Search the material for lines containing the word "JSON", and copy each one.

#### Records shown ####

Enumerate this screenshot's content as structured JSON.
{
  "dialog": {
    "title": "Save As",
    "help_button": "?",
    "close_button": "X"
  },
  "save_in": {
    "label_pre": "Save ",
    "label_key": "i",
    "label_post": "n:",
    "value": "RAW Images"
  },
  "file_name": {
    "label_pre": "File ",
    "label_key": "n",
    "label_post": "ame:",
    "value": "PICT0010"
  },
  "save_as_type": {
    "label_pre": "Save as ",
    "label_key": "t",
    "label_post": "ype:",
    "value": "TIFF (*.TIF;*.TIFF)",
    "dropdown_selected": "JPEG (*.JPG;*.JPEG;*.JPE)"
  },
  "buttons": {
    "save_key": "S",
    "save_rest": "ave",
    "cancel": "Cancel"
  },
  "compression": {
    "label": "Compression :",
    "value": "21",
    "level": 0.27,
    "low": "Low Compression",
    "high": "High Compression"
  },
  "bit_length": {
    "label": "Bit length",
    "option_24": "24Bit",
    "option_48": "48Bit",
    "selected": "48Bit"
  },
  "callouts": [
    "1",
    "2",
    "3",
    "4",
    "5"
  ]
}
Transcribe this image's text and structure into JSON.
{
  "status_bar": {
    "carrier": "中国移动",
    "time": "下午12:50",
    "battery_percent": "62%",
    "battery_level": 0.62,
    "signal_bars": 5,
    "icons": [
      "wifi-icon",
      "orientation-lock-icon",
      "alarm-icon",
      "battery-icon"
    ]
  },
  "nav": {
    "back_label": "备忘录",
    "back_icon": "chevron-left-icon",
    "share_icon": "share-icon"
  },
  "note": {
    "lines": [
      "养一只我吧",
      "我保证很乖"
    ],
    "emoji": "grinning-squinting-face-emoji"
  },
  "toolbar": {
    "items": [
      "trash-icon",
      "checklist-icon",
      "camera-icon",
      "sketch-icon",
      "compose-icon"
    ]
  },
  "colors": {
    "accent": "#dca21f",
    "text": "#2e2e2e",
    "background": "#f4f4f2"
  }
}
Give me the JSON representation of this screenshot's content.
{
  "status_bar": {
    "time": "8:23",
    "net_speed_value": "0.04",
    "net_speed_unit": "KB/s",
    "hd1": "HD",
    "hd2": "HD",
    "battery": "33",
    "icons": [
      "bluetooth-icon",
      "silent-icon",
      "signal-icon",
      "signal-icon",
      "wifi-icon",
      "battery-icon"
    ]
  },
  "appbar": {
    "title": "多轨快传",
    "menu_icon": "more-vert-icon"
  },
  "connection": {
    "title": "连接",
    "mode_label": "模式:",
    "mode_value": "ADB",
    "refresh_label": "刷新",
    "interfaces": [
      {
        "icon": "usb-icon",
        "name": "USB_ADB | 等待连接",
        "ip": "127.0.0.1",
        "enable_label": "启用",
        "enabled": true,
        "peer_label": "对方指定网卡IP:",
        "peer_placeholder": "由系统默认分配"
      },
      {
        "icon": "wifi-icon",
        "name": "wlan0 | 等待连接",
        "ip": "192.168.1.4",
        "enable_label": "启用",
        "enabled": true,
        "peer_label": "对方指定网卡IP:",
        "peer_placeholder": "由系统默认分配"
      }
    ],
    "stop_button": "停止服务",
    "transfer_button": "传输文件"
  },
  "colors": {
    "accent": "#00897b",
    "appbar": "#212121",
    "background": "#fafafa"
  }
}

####

Answer below:
Enumerate this screenshot's content as structured JSON.
Transcribe this image's text and structure into JSON.
Give me the JSON representation of this screenshot's content.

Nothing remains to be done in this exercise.